buy products with names such as “Butt Paste” without blushing when the
cashier gives you one of those looks.
Remove the baby from the equation, though, and I regress 25 years.
I become the equivalent of a teenage boy whose mom has sent him to the
store to buy a box of what the marketing majors, those masters of
inoffensive euphemism, describe as “feminine products.”
If I need, for instance, a salve to soothe the nether regions of my
body, well then I’m loitering in the magazine aisle and leafing through
“Four Wheeler” until I see a checkout with no customers and a clerk who
appears to be dozing.
And I’ll linger for hours if I have to, or at least until someone starts turning off the lights.
Even when the way is clear I’ll hide the ointment under a couple
one-pound bags of M&M’s and maybe a six-pack of Hamm’s. This is of
course a pathetic attempt to deflect the checker’s attention from the
true nature, and location, of the affliction which prompted my visit.
A famous visitor walked into my office the other day and he came right over and licked my hand.
I have so few famous visitors, and no previous one had ever licked me,
and so this incident, despite the saliva, made a routine day mildly
interesting for me.
My guest was Buster. He is the most heavily publicized English bulldog I know.
He’s also the only English bulldog I know.
This is not of course any fault of Buster’s, and I don’t believe my
inability to get acquainted with multiple bulldogs ought to diminish
Buster, as you might recall, was the subject of several headlines around here during late May and early June of 2007.
Buster’s owner, Forrest Keller of Vashon Island, Wash., rode to Baker City during a Memorial Day weekend motorcycle tour.
Unlike most motorcyclists, Keller doesn’t mind riding with a bulldog strapped on the gas tank.
Could I please read one story about Sarah Palin that does not describe her as either “gun-toting” or a “hockey mom” or both?
Thank you in advance, anonymous writer who eschews inane adjectives.
I mean adjectives.
Palin’s been all over TV these past two weeks and I’ve yet to see
the butt of a revolver protruding from her jacket, nor the telltale
bulge of a semi-automatic tucked into a shoulder holster.
Anyway it’s not as though reporters and pundits need to plunder a
thesaurus to uncover descriptions of Palin that are more relevant than
which weapons and which sports she prefers.
I don’t much care that she hunts, or that her kids play hockey.
Proficiency with firearms is not, after all, a prerequisite for the office she is seeking.
Not after Dick Cheney’s tenure, it’s not.
I’ve been making my own bread lately, in an effort to do more cooking
from scratch.
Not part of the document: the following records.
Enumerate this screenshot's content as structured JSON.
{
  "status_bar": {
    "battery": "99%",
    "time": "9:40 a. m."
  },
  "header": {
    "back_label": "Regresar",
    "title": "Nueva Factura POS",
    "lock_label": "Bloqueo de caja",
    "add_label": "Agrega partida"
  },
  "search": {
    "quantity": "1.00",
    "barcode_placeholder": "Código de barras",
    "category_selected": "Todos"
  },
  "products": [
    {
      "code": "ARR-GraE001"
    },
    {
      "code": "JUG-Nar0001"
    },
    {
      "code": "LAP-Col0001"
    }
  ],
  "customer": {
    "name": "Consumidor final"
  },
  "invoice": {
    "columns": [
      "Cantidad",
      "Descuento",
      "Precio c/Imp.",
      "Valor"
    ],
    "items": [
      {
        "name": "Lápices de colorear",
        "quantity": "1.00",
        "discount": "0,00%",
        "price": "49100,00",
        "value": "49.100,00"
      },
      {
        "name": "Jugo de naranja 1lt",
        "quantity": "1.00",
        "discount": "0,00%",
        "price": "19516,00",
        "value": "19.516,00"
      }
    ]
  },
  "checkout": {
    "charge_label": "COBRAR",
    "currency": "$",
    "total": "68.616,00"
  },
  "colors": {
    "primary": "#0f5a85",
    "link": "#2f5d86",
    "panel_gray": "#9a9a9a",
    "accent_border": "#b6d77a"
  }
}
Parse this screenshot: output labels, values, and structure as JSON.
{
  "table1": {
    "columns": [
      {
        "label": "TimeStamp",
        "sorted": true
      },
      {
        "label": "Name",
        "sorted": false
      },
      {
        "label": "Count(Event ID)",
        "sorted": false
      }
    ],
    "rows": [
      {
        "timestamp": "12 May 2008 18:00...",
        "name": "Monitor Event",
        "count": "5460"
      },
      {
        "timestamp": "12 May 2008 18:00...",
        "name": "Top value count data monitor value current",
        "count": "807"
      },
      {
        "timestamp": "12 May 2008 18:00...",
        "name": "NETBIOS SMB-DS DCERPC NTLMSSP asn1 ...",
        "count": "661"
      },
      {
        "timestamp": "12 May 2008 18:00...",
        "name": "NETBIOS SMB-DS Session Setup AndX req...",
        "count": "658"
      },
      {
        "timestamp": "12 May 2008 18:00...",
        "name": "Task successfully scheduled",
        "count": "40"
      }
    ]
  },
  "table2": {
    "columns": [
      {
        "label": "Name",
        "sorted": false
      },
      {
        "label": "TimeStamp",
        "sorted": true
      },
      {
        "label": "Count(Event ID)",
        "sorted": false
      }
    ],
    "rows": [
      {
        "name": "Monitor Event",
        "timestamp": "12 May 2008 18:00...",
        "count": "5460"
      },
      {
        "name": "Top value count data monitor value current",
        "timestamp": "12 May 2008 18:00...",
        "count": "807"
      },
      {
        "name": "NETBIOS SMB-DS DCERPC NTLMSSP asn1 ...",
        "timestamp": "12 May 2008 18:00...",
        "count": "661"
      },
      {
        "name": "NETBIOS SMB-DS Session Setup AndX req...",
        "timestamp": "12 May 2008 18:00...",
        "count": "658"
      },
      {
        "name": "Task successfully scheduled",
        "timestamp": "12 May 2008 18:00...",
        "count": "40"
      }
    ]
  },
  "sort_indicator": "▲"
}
Bread, however, requires kneading — a skill many don’t
need anymore thanks to the bread aisle.
The other day I was making dough, and dumped the gloopy mess on the counter to “knead until elastic, about 10 minutes.”
I set to it, molding the dough into a ball and then kneading with a
motion of fold, push, fold, push, then add more flour to keep it from
My mind wanders during repetitive tasks such as this, and I remembered
something from about five years ago when I took my first pottery class
at Crossroads Art Center.